**Action item:** Exact copies of all entries are needed. Pictures are to be left out.

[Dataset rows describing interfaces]
• • •

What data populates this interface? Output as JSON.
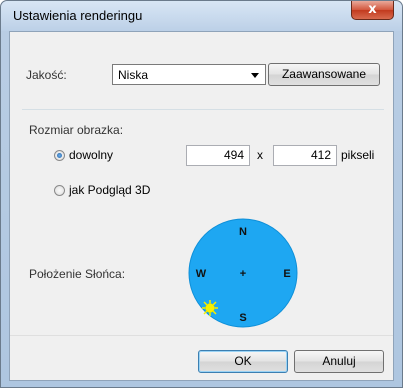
{
  "window": {
    "title": "Ustawienia renderingu",
    "close_label": "x"
  },
  "quality": {
    "label": "Jakość:",
    "selected": "Niska",
    "advanced_button": "Zaawansowane"
  },
  "image_size": {
    "section_label": "Rozmiar obrazka:",
    "option_custom": "dowolny",
    "option_custom_selected": true,
    "width": "494",
    "separator": "x",
    "height": "412",
    "unit": "pikseli",
    "option_3d": "jak Podgląd 3D",
    "option_3d_selected": false
  },
  "sun": {
    "label": "Położenie Słońca:",
    "compass": {
      "north": "N",
      "west": "W",
      "east": "E",
      "south": "S",
      "center": "+"
    },
    "compass_color": "#1ea7f2",
    "sun_color": "#f4f000"
  },
  "footer": {
    "ok_button": "OK",
    "cancel_button": "Anuluj"
  }
}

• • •

**Exercise answer:**
What data populates this interface? Output as JSON.
{
  "window": {
    "title": "Ustawienia renderingu",
    "close_label": "x"
  },
  "quality": {
    "label": "Jakość:",
    "selected": "Niska",
    "advanced_button": "Zaawansowane"
  },
  "image_size": {
    "section_label": "Rozmiar obrazka:",
    "option_custom": "dowolny",
    "option_custom_selected": true,
    "width": "494",
    "separator": "x",
    "height": "412",
    "unit": "pikseli",
    "option_3d": "jak Podgląd 3D",
    "option_3d_selected": false
  },
  "sun": {
    "label": "Położenie Słońca:",
    "compass": {
      "north": "N",
      "west": "W",
      "east": "E",
      "south": "S",
      "center": "+"
    },
    "compass_color": "#1ea7f2",
    "sun_color": "#f4f000"
  },
  "footer": {
    "ok_button": "OK",
    "cancel_button": "Anuluj"
  }
}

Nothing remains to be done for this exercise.